Severe nausea can indicate a variety of health issues



How a UCM emergency medical provider figured out that a patient's middle-of-the-night vomiting wasn't food poisoning.

A week ago, Denise, a UCM patient, had a big agenda with a work meeting presentation that she just could not miss. However, she had been up all night nauseous and vomiting. She chalked it up to the sushi she’d eaten the night before. "Maybe the fish was bad," she thought. However, she reasoned, "My husband ate the same sushi and he's just fine."In any case, she just felt so sick that she knew she couldn't possibly function at work — and figured after feeling this sick, it was something more than she could handle on her own in the middle of the night and she needed a medical opinion right away.
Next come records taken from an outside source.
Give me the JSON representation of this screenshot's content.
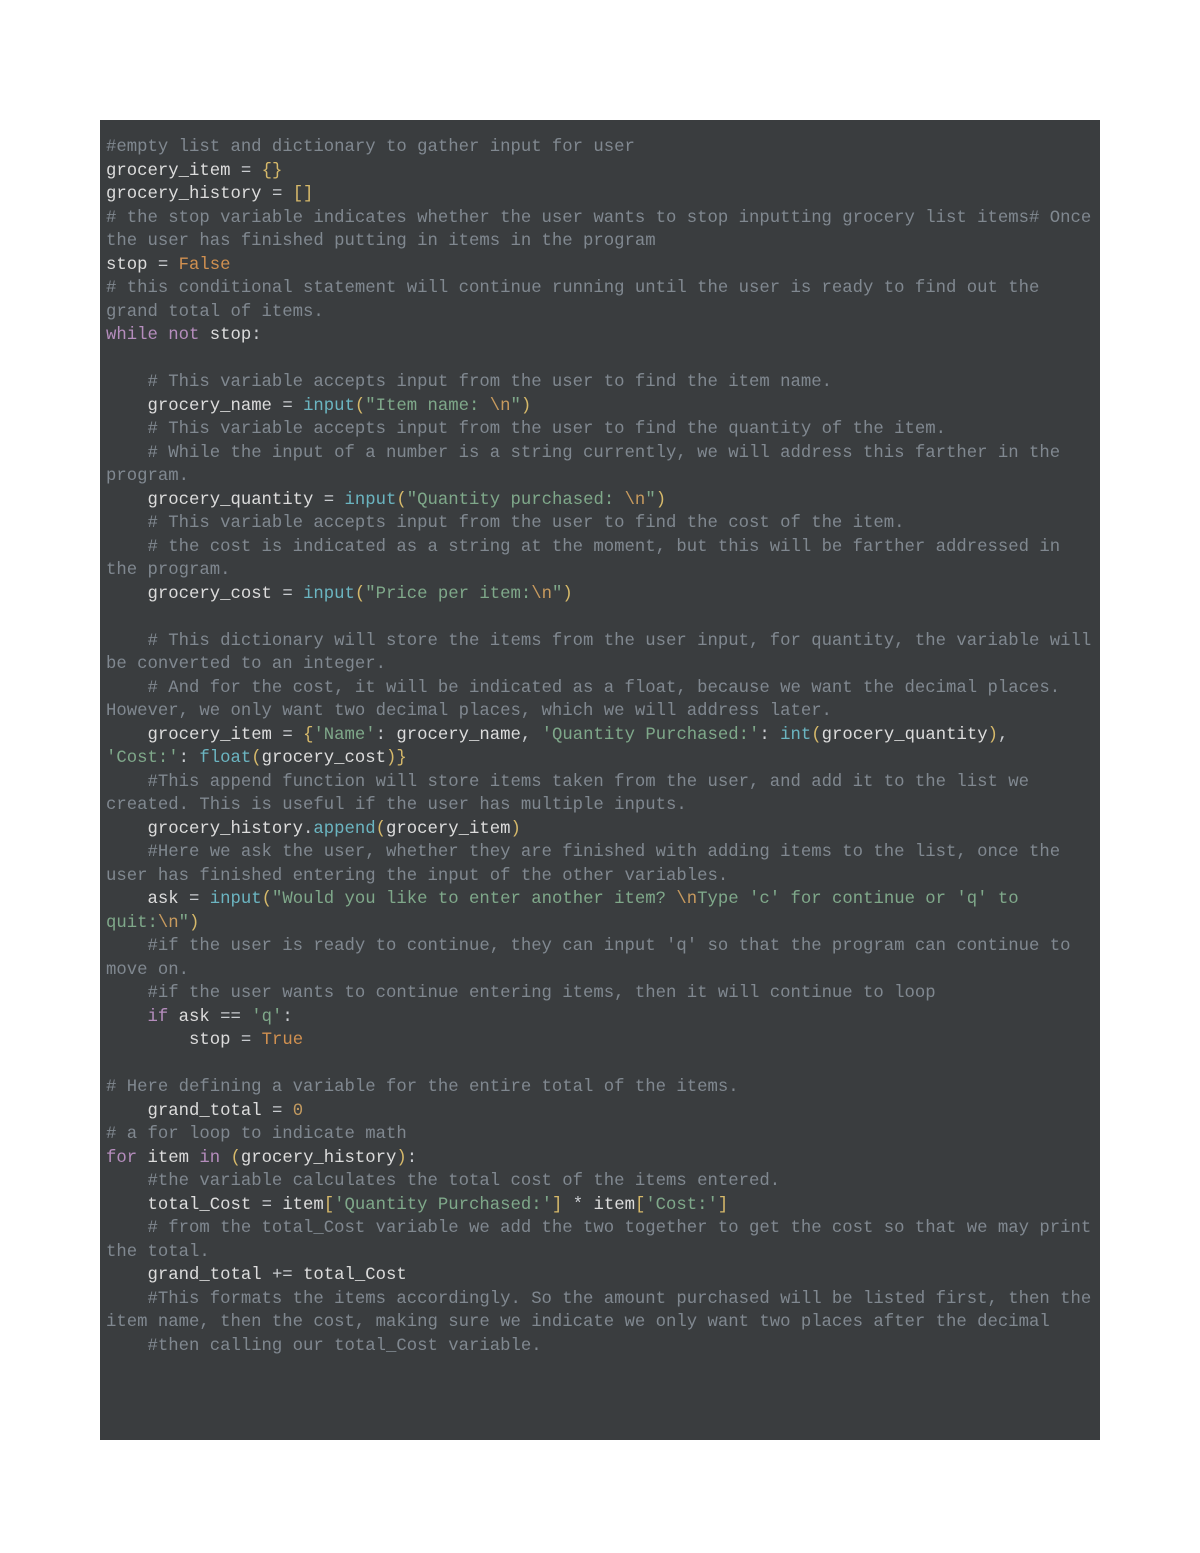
{
  "tokens": [
    {
      "id": "t1",
      "cls": "cm",
      "text": "#empty list and dictionary to gather input for user"
    },
    {
      "id": "t2",
      "cls": "def",
      "text": "grocery_item "
    },
    {
      "id": "t3",
      "cls": "op",
      "text": "= "
    },
    {
      "id": "t4",
      "cls": "br",
      "text": "{}"
    },
    {
      "id": "t5",
      "cls": "def",
      "text": "grocery_history "
    },
    {
      "id": "t6",
      "cls": "op",
      "text": "= "
    },
    {
      "id": "t7",
      "cls": "br",
      "text": "[]"
    },
    {
      "id": "t8",
      "cls": "cm",
      "text": "# the stop variable indicates whether the user wants to stop inputting grocery list items# Once the user has finished putting in items in the program"
    },
    {
      "id": "t9",
      "cls": "def",
      "text": "stop "
    },
    {
      "id": "t10",
      "cls": "op",
      "text": "= "
    },
    {
      "id": "t11",
      "cls": "bool",
      "text": "False"
    },
    {
      "id": "t12",
      "cls": "cm",
      "text": "# this conditional statement will continue running until the user is ready to find out the grand total of items."
    },
    {
      "id": "t13",
      "cls": "kw2",
      "text": "while not "
    },
    {
      "id": "t14",
      "cls": "def",
      "text": "stop"
    },
    {
      "id": "t15",
      "cls": "op",
      "text": ":"
    },
    {
      "id": "t16",
      "cls": "cm",
      "text": "# This variable accepts input from the user to find the item name."
    },
    {
      "id": "t17",
      "cls": "def",
      "text": "grocery_name "
    },
    {
      "id": "t18",
      "cls": "op",
      "text": "= "
    },
    {
      "id": "t19",
      "cls": "fn",
      "text": "input"
    },
    {
      "id": "t20",
      "cls": "br",
      "text": "("
    },
    {
      "id": "t21",
      "cls": "str",
      "text": "\"Item name: "
    },
    {
      "id": "t22",
      "cls": "esc",
      "text": "\\n"
    },
    {
      "id": "t23",
      "cls": "str",
      "text": "\""
    },
    {
      "id": "t24",
      "cls": "br",
      "text": ")"
    },
    {
      "id": "t25",
      "cls": "cm",
      "text": "# This variable accepts input from the user to find the quantity of the item."
    },
    {
      "id": "t26",
      "cls": "cm",
      "text": "# While the input of a number is a string currently, we will address this farther in the program."
    },
    {
      "id": "t27",
      "cls": "def",
      "text": "grocery_quantity "
    },
    {
      "id": "t28",
      "cls": "op",
      "text": "= "
    },
    {
      "id": "t29",
      "cls": "fn",
      "text": "input"
    },
    {
      "id": "t30",
      "cls": "br",
      "text": "("
    },
    {
      "id": "t31",
      "cls": "str",
      "text": "\"Quantity purchased: "
    },
    {
      "id": "t32",
      "cls": "esc",
      "text": "\\n"
    },
    {
      "id": "t33",
      "cls": "str",
      "text": "\""
    },
    {
      "id": "t34",
      "cls": "br",
      "text": ")"
    },
    {
      "id": "t35",
      "cls": "cm",
      "text": "# This variable accepts input from the user to find the cost of the item."
    },
    {
      "id": "t36",
      "cls": "cm",
      "text": "# the cost is indicated as a string at the moment, but this will be farther addressed in the program."
    },
    {
      "id": "t37",
      "cls": "def",
      "text": "grocery_cost "
    },
    {
      "id": "t38",
      "cls": "op",
      "text": "= "
    },
    {
      "id": "t39",
      "cls": "fn",
      "text": "input"
    },
    {
      "id": "t40",
      "cls": "br",
      "text": "("
    },
    {
      "id": "t41",
      "cls": "str",
      "text": "\"Price per item:"
    },
    {
      "id": "t42",
      "cls": "esc",
      "text": "\\n"
    },
    {
      "id": "t43",
      "cls": "str",
      "text": "\""
    },
    {
      "id": "t44",
      "cls": "br",
      "text": ")"
    },
    {
      "id": "t45",
      "cls": "cm",
      "text": "# This dictionary will store the items from the user input, for quantity, the variable will be converted to an integer."
    },
    {
      "id": "t46",
      "cls": "cm",
      "text": "# And for the cost, it will be indicated as a float, because we want the decimal places. However, we only want two decimal places, which we will address later."
    },
    {
      "id": "t47",
      "cls": "def",
      "text": "grocery_item "
    },
    {
      "id": "t48",
      "cls": "op",
      "text": "= "
    },
    {
      "id": "t49",
      "cls": "br",
      "text": "{"
    },
    {
      "id": "t50",
      "cls": "str",
      "text": "'Name'"
    },
    {
      "id": "t51",
      "cls": "op",
      "text": ": "
    },
    {
      "id": "t52",
      "cls": "def",
      "text": "grocery_name"
    },
    {
      "id": "t53",
      "cls": "op",
      "text": ", "
    },
    {
      "id": "t54",
      "cls": "str",
      "text": "'Quantity Purchased:'"
    },
    {
      "id": "t55",
      "cls": "op",
      "text": ": "
    },
    {
      "id": "t56",
      "cls": "fn",
      "text": "int"
    },
    {
      "id": "t57",
      "cls": "br",
      "text": "("
    },
    {
      "id": "t58",
      "cls": "def",
      "text": "grocery_quantity"
    },
    {
      "id": "t59",
      "cls": "br",
      "text": ")"
    },
    {
      "id": "t60",
      "cls": "op",
      "text": ", "
    },
    {
      "id": "t61",
      "cls": "str",
      "text": "'Cost:'"
    },
    {
      "id": "t62",
      "cls": "op",
      "text": ": "
    },
    {
      "id": "t63",
      "cls": "fn",
      "text": "float"
    },
    {
      "id": "t64",
      "cls": "br",
      "text": "("
    },
    {
      "id": "t65",
      "cls": "def",
      "text": "grocery_cost"
    },
    {
      "id": "t66",
      "cls": "br",
      "text": ")"
    },
    {
      "id": "t67",
      "cls": "br",
      "text": "}"
    },
    {
      "id": "t68",
      "cls": "cm",
      "text": "#This append function will store items taken from the user, and add it to the list we created. This is useful if the user has multiple inputs."
    },
    {
      "id": "t69",
      "cls": "def",
      "text": "grocery_history"
    },
    {
      "id": "t70",
      "cls": "op",
      "text": "."
    },
    {
      "id": "t71",
      "cls": "fn",
      "text": "append"
    },
    {
      "id": "t72",
      "cls": "br",
      "text": "("
    },
    {
      "id": "t73",
      "cls": "def",
      "text": "grocery_item"
    },
    {
      "id": "t74",
      "cls": "br",
      "text": ")"
    },
    {
      "id": "t75",
      "cls": "cm",
      "text": "#Here we ask the user, whether they are finished with adding items to the list, once the user has finished entering the input of the other variables."
    },
    {
      "id": "t76",
      "cls": "def",
      "text": "ask "
    },
    {
      "id": "t77",
      "cls": "op",
      "text": "= "
    },
    {
      "id": "t78",
      "cls": "fn",
      "text": "input"
    },
    {
      "id": "t79",
      "cls": "br",
      "text": "("
    },
    {
      "id": "t80",
      "cls": "str",
      "text": "\"Would you like to enter another item? "
    },
    {
      "id": "t81",
      "cls": "esc",
      "text": "\\n"
    },
    {
      "id": "t82",
      "cls": "str",
      "text": "Type 'c' for continue or 'q' to quit:"
    },
    {
      "id": "t83",
      "cls": "esc",
      "text": "\\n"
    },
    {
      "id": "t84",
      "cls": "str",
      "text": "\""
    },
    {
      "id": "t85",
      "cls": "br",
      "text": ")"
    },
    {
      "id": "t86",
      "cls": "cm",
      "text": "#if the user is ready to continue, they can input 'q' so that the program can continue to move on."
    },
    {
      "id": "t87",
      "cls": "cm",
      "text": "#if the user wants to continue entering items, then it will continue to loop"
    },
    {
      "id": "t88",
      "cls": "kw2",
      "text": "if "
    },
    {
      "id": "t89",
      "cls": "def",
      "text": "ask "
    },
    {
      "id": "t90",
      "cls": "op",
      "text": "== "
    },
    {
      "id": "t91",
      "cls": "str",
      "text": "'q'"
    },
    {
      "id": "t92",
      "cls": "op",
      "text": ":"
    },
    {
      "id": "t93",
      "cls": "def",
      "text": "stop "
    },
    {
      "id": "t94",
      "cls": "op",
      "text": "= "
    },
    {
      "id": "t95",
      "cls": "bool",
      "text": "True"
    },
    {
      "id": "t96",
      "cls": "cm",
      "text": "# Here defining a variable for the entire total of the items."
    },
    {
      "id": "t97",
      "cls": "def",
      "text": "grand_total "
    },
    {
      "id": "t98",
      "cls": "op",
      "text": "= "
    },
    {
      "id": "t99",
      "cls": "num",
      "text": "0"
    },
    {
      "id": "t100",
      "cls": "cm",
      "text": "# a for loop to indicate math"
    },
    {
      "id": "t101",
      "cls": "kw2",
      "text": "for "
    },
    {
      "id": "t102",
      "cls": "def",
      "text": "item "
    },
    {
      "id": "t103",
      "cls": "kw2",
      "text": "in "
    },
    {
      "id": "t104",
      "cls": "br",
      "text": "("
    },
    {
      "id": "t105",
      "cls": "def",
      "text": "grocery_history"
    },
    {
      "id": "t106",
      "cls": "br",
      "text": ")"
    },
    {
      "id": "t107",
      "cls": "op",
      "text": ":"
    },
    {
      "id": "t108",
      "cls": "cm",
      "text": "#the variable calculates the total cost of the items entered."
    },
    {
      "id": "t109",
      "cls": "def",
      "text": "total_Cost "
    },
    {
      "id": "t110",
      "cls": "op",
      "text": "= "
    },
    {
      "id": "t111",
      "cls": "def",
      "text": "item"
    },
    {
      "id": "t112",
      "cls": "br",
      "text": "["
    },
    {
      "id": "t113",
      "cls": "str",
      "text": "'Quantity Purchased:'"
    },
    {
      "id": "t114",
      "cls": "br",
      "text": "]"
    },
    {
      "id": "t115",
      "cls": "op",
      "text": " * "
    },
    {
      "id": "t116",
      "cls": "def",
      "text": "item"
    },
    {
      "id": "t117",
      "cls": "br",
      "text": "["
    },
    {
      "id": "t118",
      "cls": "str",
      "text": "'Cost:'"
    },
    {
      "id": "t119",
      "cls": "br",
      "text": "]"
    },
    {
      "id": "t120",
      "cls": "cm",
      "text": "# from the total_Cost variable we add the two together to get the cost so that we may print the total."
    },
    {
      "id": "t121",
      "cls": "def",
      "text": "grand_total "
    },
    {
      "id": "t122",
      "cls": "op",
      "text": "+= "
    },
    {
      "id": "t123",
      "cls": "def",
      "text": "total_Cost"
    },
    {
      "id": "t124",
      "cls": "cm",
      "text": "#This formats the items accordingly. So the amount purchased will be listed first, then the item name, then the cost, making sure we indicate we only want two places after the decimal"
    },
    {
      "id": "t125",
      "cls": "cm",
      "text": "#then calling our total_Cost variable."
    },
    {
      "id": "ind1",
      "cls": "indent",
      "text": "    "
    },
    {
      "id": "ind2",
      "cls": "indent",
      "text": "        "
    }
  ]
}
So, she opened her UCMnow app and after selecting the the 'Consult Now' button, she filled out the few short questions and she selected the option for a video consult call.Within just a few minutes, the UCM emergency medical provider called and started the face-to-face interaction with Denise, and he could plainly see that she looked as miserable as she said she felt. He inquired about her general health and she reported that she was generally healthy and did not have any surgical history.As he inquired further about Denise's symptoms, he found that Denise had actually felt nauseous intermittently daily with exposure to certain foods for about a week, and that she'd had a general lack of appetite, but had noticed about a five-pound weight loss in one week.

As they talked, she also said she had a lighter than usual menstrual cycle three weeks prior, but that she did not have abdominal pain, diarrhea, or fever/chills. Additionally, Denise said she felt lightheaded and just couldn’t even think of eating something without vomiting.The UCM emergency medical provider outlined that Denise could have anything from food poisoning to gallstones to viral gastroenteritis to hyperemesis gravidarum.
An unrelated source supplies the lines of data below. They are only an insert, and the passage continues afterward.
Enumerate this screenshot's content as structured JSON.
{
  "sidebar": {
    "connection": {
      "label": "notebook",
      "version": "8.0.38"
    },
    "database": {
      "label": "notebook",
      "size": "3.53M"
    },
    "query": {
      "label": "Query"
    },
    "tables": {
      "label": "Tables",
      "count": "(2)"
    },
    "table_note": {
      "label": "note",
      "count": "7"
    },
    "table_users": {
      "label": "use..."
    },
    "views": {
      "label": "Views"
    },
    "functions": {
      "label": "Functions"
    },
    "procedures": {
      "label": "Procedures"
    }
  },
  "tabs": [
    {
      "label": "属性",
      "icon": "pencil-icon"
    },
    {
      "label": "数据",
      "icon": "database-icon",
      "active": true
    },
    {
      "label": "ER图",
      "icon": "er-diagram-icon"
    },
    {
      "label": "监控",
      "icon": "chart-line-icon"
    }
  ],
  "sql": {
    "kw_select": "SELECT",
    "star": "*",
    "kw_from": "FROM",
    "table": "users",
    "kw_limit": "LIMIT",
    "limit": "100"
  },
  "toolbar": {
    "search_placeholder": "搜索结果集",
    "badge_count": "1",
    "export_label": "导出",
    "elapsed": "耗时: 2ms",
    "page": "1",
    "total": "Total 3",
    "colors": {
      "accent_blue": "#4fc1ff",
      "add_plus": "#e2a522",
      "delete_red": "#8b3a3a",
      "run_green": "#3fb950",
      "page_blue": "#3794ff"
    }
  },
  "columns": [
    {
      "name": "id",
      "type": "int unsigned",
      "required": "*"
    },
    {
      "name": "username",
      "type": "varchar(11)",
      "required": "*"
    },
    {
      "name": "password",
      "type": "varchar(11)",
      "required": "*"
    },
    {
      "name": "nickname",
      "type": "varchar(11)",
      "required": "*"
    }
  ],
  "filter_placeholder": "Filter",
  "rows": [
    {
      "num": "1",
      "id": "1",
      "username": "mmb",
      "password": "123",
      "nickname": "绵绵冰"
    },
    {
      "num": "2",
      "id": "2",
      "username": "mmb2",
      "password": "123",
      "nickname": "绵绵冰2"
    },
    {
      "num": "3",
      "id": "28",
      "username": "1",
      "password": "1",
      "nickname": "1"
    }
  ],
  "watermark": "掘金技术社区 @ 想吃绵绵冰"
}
AN UNEXPECTED DIAGNOSIS

Immediately, Denise questioned him, "What in the world is hyperemesis gravidarum?" After explaining that this was a condition of excessive vomiting that occurs during pregnancy and results in weight loss and dehydration, Denise fell silent for a short time. She then asked him if he would call her back within an hour. As they ended the video chat, he could hear Denise call for her husband. And, an hour later when the UCM emergency medical call connected with Denise, both she and her husband appeared on the video chat screen. Denise immediately disclosed that she tested positive for pregnancy with a home pregnancy test. She and her husband appeared joyfully tearful.

SETTING A PLAN FOR IMMEDIATE CARE
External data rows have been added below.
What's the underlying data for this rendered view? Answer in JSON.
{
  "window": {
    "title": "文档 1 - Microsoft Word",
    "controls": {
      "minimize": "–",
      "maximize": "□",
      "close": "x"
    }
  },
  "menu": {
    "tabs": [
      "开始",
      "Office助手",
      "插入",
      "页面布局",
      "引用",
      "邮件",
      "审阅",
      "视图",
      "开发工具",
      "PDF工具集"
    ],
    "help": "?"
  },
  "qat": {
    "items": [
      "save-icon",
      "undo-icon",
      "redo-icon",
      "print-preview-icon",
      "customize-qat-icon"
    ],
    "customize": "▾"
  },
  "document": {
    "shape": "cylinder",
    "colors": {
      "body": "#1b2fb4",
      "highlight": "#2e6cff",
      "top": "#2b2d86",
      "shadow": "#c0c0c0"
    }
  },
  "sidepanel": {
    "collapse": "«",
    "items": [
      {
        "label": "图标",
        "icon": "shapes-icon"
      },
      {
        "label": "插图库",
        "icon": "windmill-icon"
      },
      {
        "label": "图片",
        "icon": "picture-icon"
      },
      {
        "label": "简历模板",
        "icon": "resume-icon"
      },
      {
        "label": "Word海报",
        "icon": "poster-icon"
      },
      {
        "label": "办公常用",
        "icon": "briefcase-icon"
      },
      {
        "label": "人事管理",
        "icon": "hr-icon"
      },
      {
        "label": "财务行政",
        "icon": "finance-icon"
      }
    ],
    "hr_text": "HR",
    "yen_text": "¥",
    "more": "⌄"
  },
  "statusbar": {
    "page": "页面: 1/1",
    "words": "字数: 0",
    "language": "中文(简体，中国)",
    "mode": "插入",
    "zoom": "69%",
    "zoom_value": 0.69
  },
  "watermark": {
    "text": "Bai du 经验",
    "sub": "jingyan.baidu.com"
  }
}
After congratulating Denise and her husband with their unexpected news, the UCM emergency medical provider suggested that Denise follow a plan to minimize her nausea and orally re-hydrate as soon as possible. Denise wanted to be as natural and safe as possible with supplements to minimize nausea prior to seeing her OBGYN doctor, so he suggested a regimen of vitamin B-6 supplements (pyridoxine), ginger and over-the-counter options such as doxylamine (Unisom) for management. Should these not suffice for Denise and she became more consistently lightheaded, fatigued, and could not tolerate fluids at all, the UCM emergency medical provider further directed her to call back for other anti-nausea medications or possibly needing intravenous hydration and nausea control at her local emergency department.

Learn more about hyperemesis gravidarum from the Mayo Clinic.